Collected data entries

======

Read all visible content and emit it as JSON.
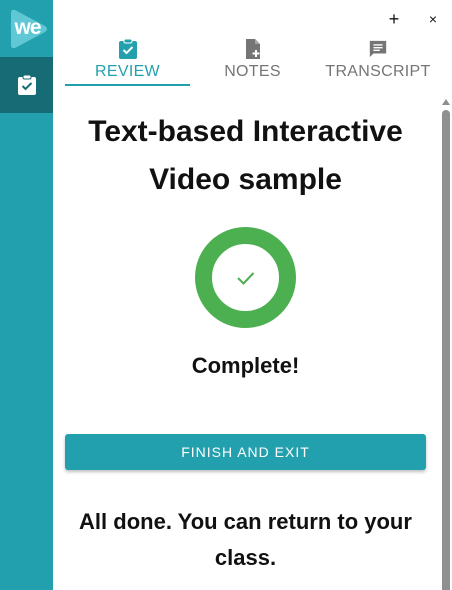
{
  "rail": {
    "logo_text": "we",
    "active_item_icon": "clipboard-check-icon"
  },
  "window": {
    "add_symbol": "+",
    "close_symbol": "×"
  },
  "tabs": [
    {
      "label": "REVIEW",
      "icon": "clipboard-check-icon",
      "active": true
    },
    {
      "label": "NOTES",
      "icon": "file-add-icon",
      "active": false
    },
    {
      "label": "TRANSCRIPT",
      "icon": "message-lines-icon",
      "active": false
    }
  ],
  "main": {
    "title": "Text-based Interactive Video sample",
    "progress_complete": 1.0,
    "status": "Complete!",
    "finish_button": "FINISH AND EXIT",
    "done_message": "All done. You can return to your class."
  },
  "colors": {
    "accent": "#23a0ae",
    "rail_active": "#176b74",
    "success": "#4caf50",
    "tab_inactive": "#757575",
    "scrollbar": "#8f8f8f"
  }
}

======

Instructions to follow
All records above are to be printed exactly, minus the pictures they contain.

Result of this task
Read all visible content and emit it as JSON.
{
  "rail": {
    "logo_text": "we",
    "active_item_icon": "clipboard-check-icon"
  },
  "window": {
    "add_symbol": "+",
    "close_symbol": "×"
  },
  "tabs": [
    {
      "label": "REVIEW",
      "icon": "clipboard-check-icon",
      "active": true
    },
    {
      "label": "NOTES",
      "icon": "file-add-icon",
      "active": false
    },
    {
      "label": "TRANSCRIPT",
      "icon": "message-lines-icon",
      "active": false
    }
  ],
  "main": {
    "title": "Text-based Interactive Video sample",
    "progress_complete": 1.0,
    "status": "Complete!",
    "finish_button": "FINISH AND EXIT",
    "done_message": "All done. You can return to your class."
  },
  "colors": {
    "accent": "#23a0ae",
    "rail_active": "#176b74",
    "success": "#4caf50",
    "tab_inactive": "#757575",
    "scrollbar": "#8f8f8f"
  }
}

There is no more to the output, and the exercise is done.